EmblemHealth controls only 23% of provider locations, meaning that 77% of the time the insurer is dealing with data from a delegated entity, explained Wrzos. After an internal audit showed that only three out of its 10 highest-volume submitters were providing up-to-date information, EmblemHealth created a “front-end validation team” to assess inbound data files. Rather than “loading blindly,” it conducted phone calls to a sample of providers to test the accuracy of the data and send back files that were only partially accurate.
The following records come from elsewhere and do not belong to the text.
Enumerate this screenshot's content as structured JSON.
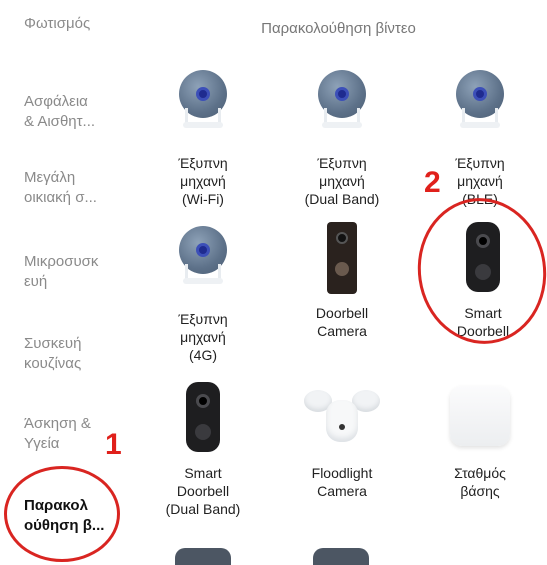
{
  "sidebar": {
    "items": [
      {
        "label": "Φωτισμός"
      },
      {
        "label": "Ασφάλεια\n& Αισθητ..."
      },
      {
        "label": "Μεγάλη\nοικιακή σ..."
      },
      {
        "label": "Μικροσυσκ\nευή"
      },
      {
        "label": "Συσκευή\nκουζίνας"
      },
      {
        "label": "Άσκηση &\nΥγεία"
      },
      {
        "label": "Παρακολ\nούθηση β..."
      }
    ]
  },
  "section": {
    "title": "Παρακολούθηση βίντεο"
  },
  "devices": [
    {
      "label": "Έξυπνη\nμηχανή\n(Wi-Fi)",
      "icon": "camera-icon"
    },
    {
      "label": "Έξυπνη\nμηχανή\n(Dual Band)",
      "icon": "camera-icon"
    },
    {
      "label": "Έξυπνη\nμηχανή\n(BLE)",
      "icon": "camera-icon"
    },
    {
      "label": "Έξυπνη\nμηχανή\n(4G)",
      "icon": "camera-icon"
    },
    {
      "label": "Doorbell\nCamera",
      "icon": "doorbell-camera-icon"
    },
    {
      "label": "Smart\nDoorbell",
      "icon": "smart-doorbell-icon"
    },
    {
      "label": "Smart\nDoorbell\n(Dual Band)",
      "icon": "smart-doorbell-icon"
    },
    {
      "label": "Floodlight\nCamera",
      "icon": "floodlight-camera-icon"
    },
    {
      "label": "Σταθμός\nβάσης",
      "icon": "base-station-icon"
    }
  ],
  "annotations": {
    "one": "1",
    "two": "2",
    "color": "#e0201b"
  }
}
A provider network management department then works with the sample group to straighten out the data, he said.

Other tactics deployed to improve EmblemHealth’s directory accuracy include:
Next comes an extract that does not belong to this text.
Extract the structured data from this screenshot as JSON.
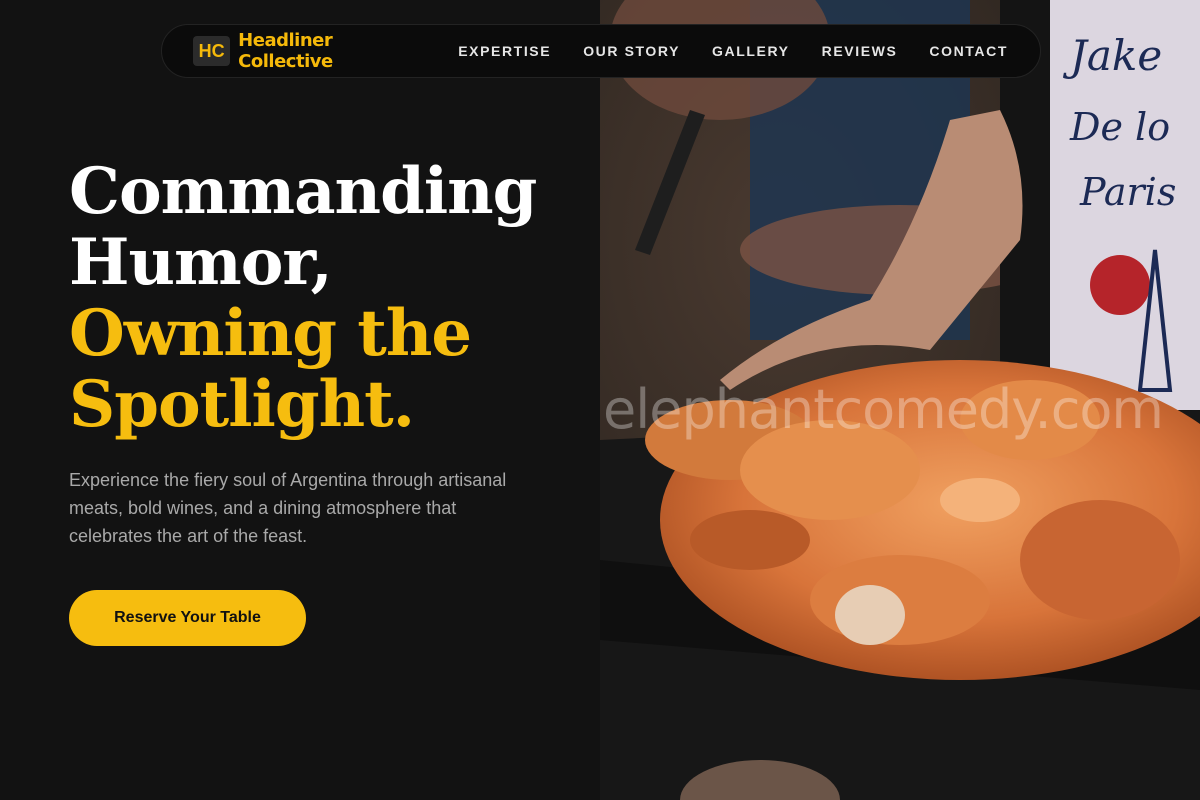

  • Conducting internal provider directory auditing, which he said gives insights into quality, leading the insurer to increase them from a quarterly to a monthly basis.

  • Using analytics to do a “data cleanup.” Wrzos said, “If you haven’t received a claim from a location in 12 months or more, chances are it’s not a good location, so we look at those and go through a process to validate and suppress them from our directory.”

  • Performing “automatic roster reconciliation” with larger groups, whereby the providers submit whatever information they can in a format of their choosing, as long as they include certain data elements. The insurer will “crosswalk” that information with its own system and automate certain additions, changes and deletions. EmblemHealth piloted this process with a group called AdvantageCare, which improved its directory accuracy from 65% to 95%, and has since begun similar work with three other groups.

To tackle the issue of provider directory accuracy, Arden recommended both provider education/outreach and internal monitoring. She said Centene is currently making about 3,000 calls every month to providers to validate information or gather changes. Portals that allow providers to sign in and make changes are another option, although how effective they are is debatable, she said. Additionally, she recommended that sponsors include dashboards to “assess trending” and find “the points in your tracking system that are not working.”

“It’s a lot of work. There is no one thing you can do to make your directories totally accurate, unless you have one major database that is totally up-to-date every day,” remarked Arden. “But I’d advise plans that when you do your work on provider directories, you do this work from the viewpoint of the member.”

“We don’t want our members to be unhappy; we want them to have good experiences. Every bad experience is potentially a lost member,” added Wrzos. “And insurers want to have good relationships with their network providers.”